Even though there is nothing wrong with her performance, it isn’t wonderful. She hasn’t really evolved from being Miss Granger, and it is very evident in this particular flick. We really hope she isn’t typecasted as the knowledgeable and able, overly affectionate, mildly rebellious but ultimately amiable girl who desires a future with a loving man. Not mincing any words, Emma Watson is the only deterrent to this Disney classic, due to no fault of her own.
Dan Stevens plays the beast with remarkable depth of character. The Beast was always a very multidimensional character in this tale, and his personna was not fully explored in the previous movie. This film however, manages to do some justice to the Beast. Dan Stevens is ferocious as he snarls at the wolves and falls on the hard rocks of the castle, is melancholic in the inner chambers of his castle and is gracious when introducing Belle to his world. Also, his makeup as the Beast is almost too good to be true.
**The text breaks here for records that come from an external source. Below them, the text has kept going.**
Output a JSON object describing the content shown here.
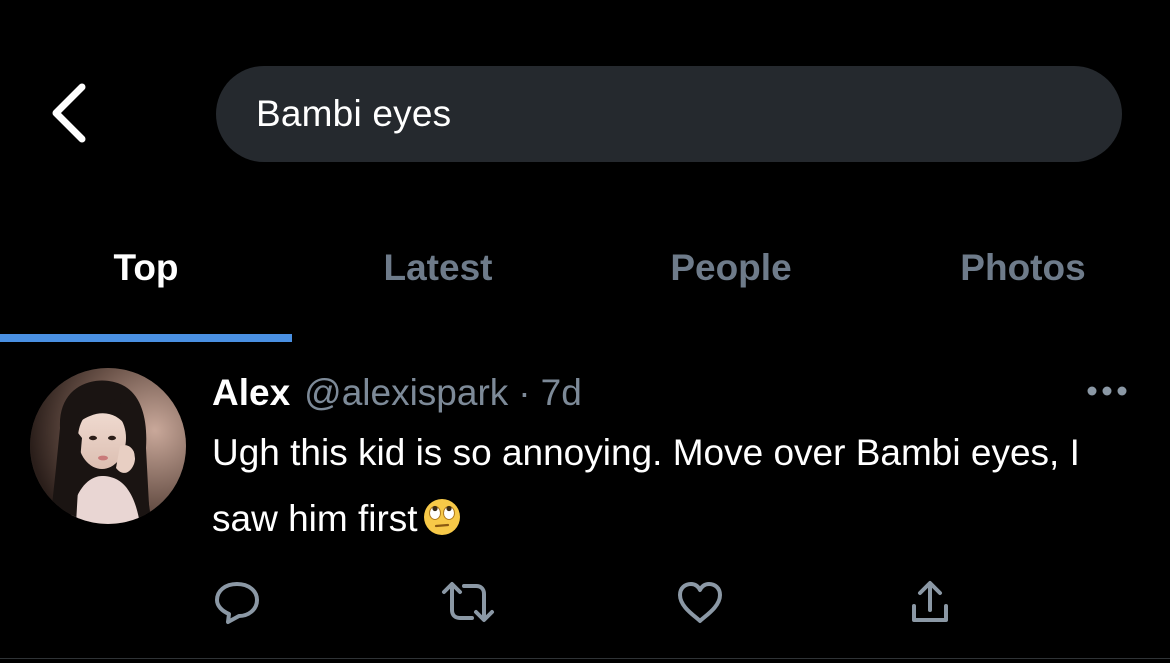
{
  "header": {
    "back_icon": "chevron-left-icon",
    "search_query": "Bambi eyes"
  },
  "tabs": [
    {
      "label": "Top",
      "active": true
    },
    {
      "label": "Latest",
      "active": false
    },
    {
      "label": "People",
      "active": false
    },
    {
      "label": "Photos",
      "active": false
    }
  ],
  "tweet": {
    "author_name": "Alex",
    "author_handle": "@alexispark",
    "separator": "·",
    "timestamp": "7d",
    "text": "Ugh this kid is so annoying. Move over Bambi eyes, I saw him first",
    "emoji": "face-with-rolling-eyes-emoji",
    "more_icon": "more-horizontal-icon",
    "actions": [
      {
        "name": "reply",
        "icon": "reply-bubble-icon"
      },
      {
        "name": "retweet",
        "icon": "retweet-icon"
      },
      {
        "name": "like",
        "icon": "heart-icon"
      },
      {
        "name": "share",
        "icon": "share-upload-icon"
      }
    ]
  },
  "colors": {
    "background": "#000000",
    "search_bg": "#25292e",
    "accent": "#4a90e2",
    "muted_text": "#6e7b8a",
    "handle_text": "#7d8a98",
    "icon": "#8b98a5"
  }
}
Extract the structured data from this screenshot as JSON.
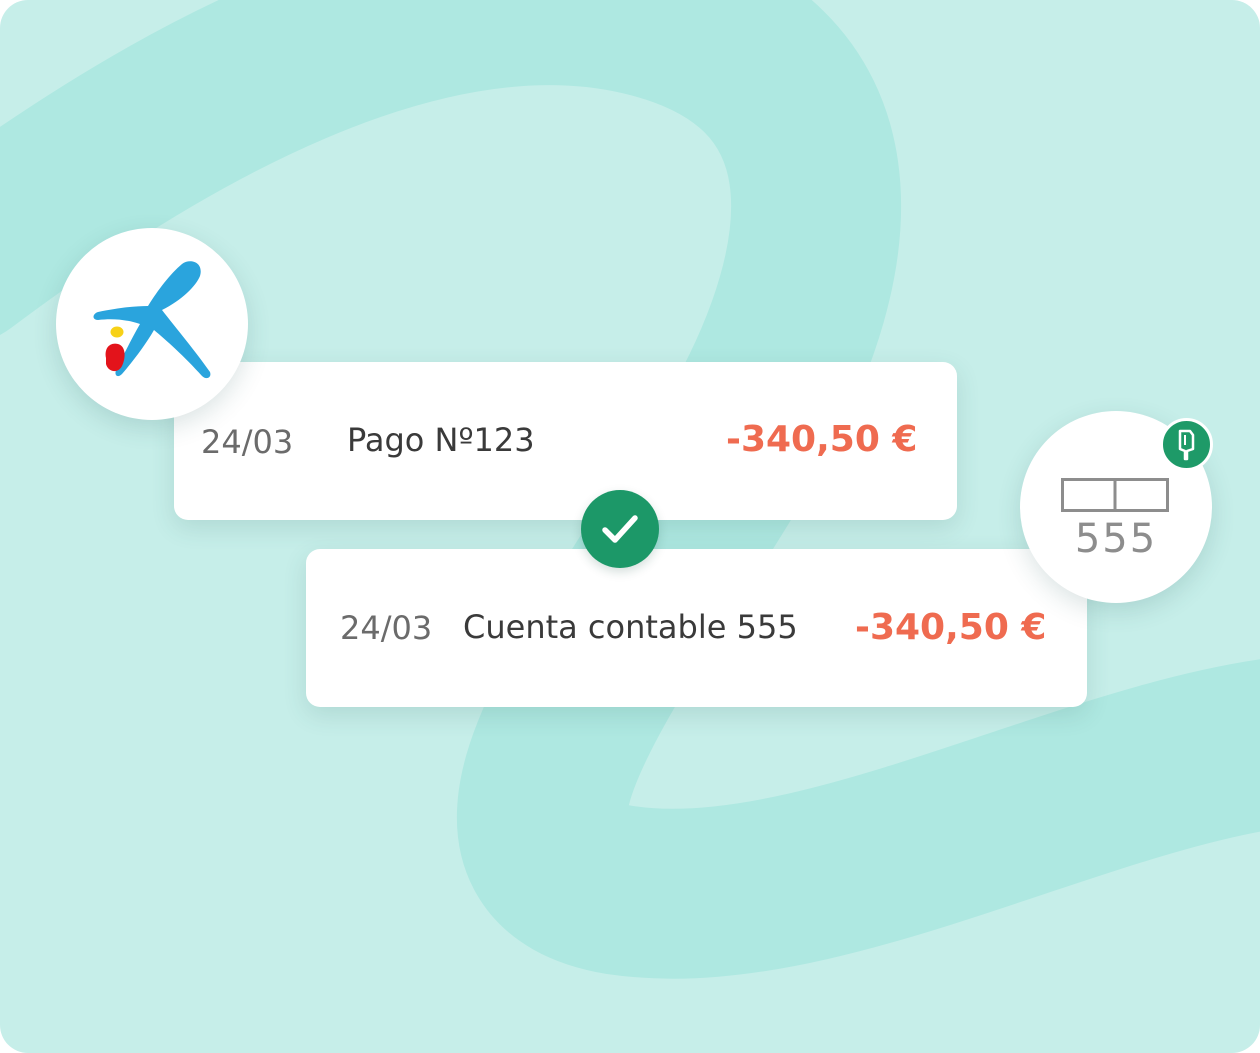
{
  "bank_movement": {
    "date": "24/03",
    "concept": "Pago Nº123",
    "amount": "-340,50 €"
  },
  "ledger_entry": {
    "date": "24/03",
    "concept": "Cuenta contable 555",
    "amount": "-340,50 €"
  },
  "account_badge": {
    "number": "555"
  },
  "icons": {
    "bank_logo": "caixabank-star-logo",
    "match": "check-icon",
    "tag": "tag-icon"
  },
  "colors": {
    "background": "#c6eee9",
    "swoosh": "#aee8e1",
    "amount": "#ef6b50",
    "accent_green": "#1e9a68",
    "logo_blue": "#2aa4dd",
    "logo_red": "#e3131b",
    "logo_yellow": "#f7d117"
  }
}
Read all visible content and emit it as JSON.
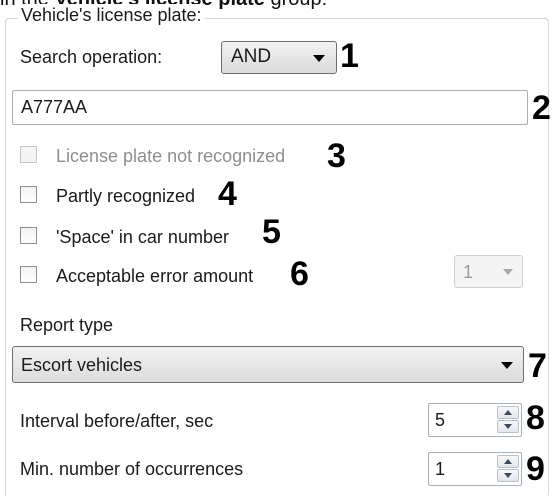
{
  "top_caption": {
    "prefix": "in the ",
    "bold": "Vehicle's license plate",
    "suffix": " group:"
  },
  "group": {
    "legend": "Vehicle's license plate:"
  },
  "search_operation": {
    "label": "Search operation:",
    "value": "AND",
    "marker": "1"
  },
  "plate_input": {
    "value": "A777AA",
    "marker": "2"
  },
  "not_recognized": {
    "label": "License plate not recognized",
    "checked": false,
    "disabled": true,
    "marker": "3"
  },
  "partly_recognized": {
    "label": "Partly recognized",
    "checked": false,
    "marker": "4"
  },
  "space_in_number": {
    "label": "'Space' in car number",
    "checked": false,
    "marker": "5"
  },
  "acceptable_error": {
    "label": "Acceptable error amount",
    "checked": false,
    "value": "1",
    "marker": "6"
  },
  "report_type": {
    "label": "Report type",
    "value": "Escort vehicles",
    "marker": "7"
  },
  "interval": {
    "label": "Interval before/after, sec",
    "value": "5",
    "marker": "8"
  },
  "min_occurrences": {
    "label": "Min. number of occurrences",
    "value": "1",
    "marker": "9"
  },
  "icons": [
    "dropdown-arrow-icon",
    "spin-up-icon",
    "spin-down-icon",
    "checkbox-icon"
  ]
}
Luke Evans and Josh Gad are so perfect in their roles it’s almost uncanny. We really do start despising Luke Evans for all his internal ugliness. However, Beauty and the Beast has always been more than it’s major four characters. Mrs Potts, Chip, Lumiere, and Cogsworth add all the necessary comic relief in the otherwise emotionally burdened plot. Our favourite of course, is Chip.
Our only regret is that there was absolutely no innovation in the script and that watching this film felt a little like watching a pre-read play. We knew the story, there were no twists, it was very straightforward and ultimately bordering on being boring.
In summary, if you have grown up watching Disney films, go and watch this film. If you have a little one at home, you really should catch the film. If you just need a break this weekend and aren’t averse to the idea of a fantasy film, you should catch it. This film is not made for television screens, so all those who want to watch Beauty and the Beast, please catch it before it exits the theatres. It’s warm and magical, a feeling very hard to encounter in this day and age. I give it 3.5/5.
You will like this film if: You’re secretly a Disney Princess at heart. Or you simply like big, spectacular, well crafted musicals.
You will dislike this film if: You cannot stand love, magic, music or happily ever afters. Or if the only kind of films you enjoy are of the thriller-gangster movie genre.
Best Performance: Josh Gad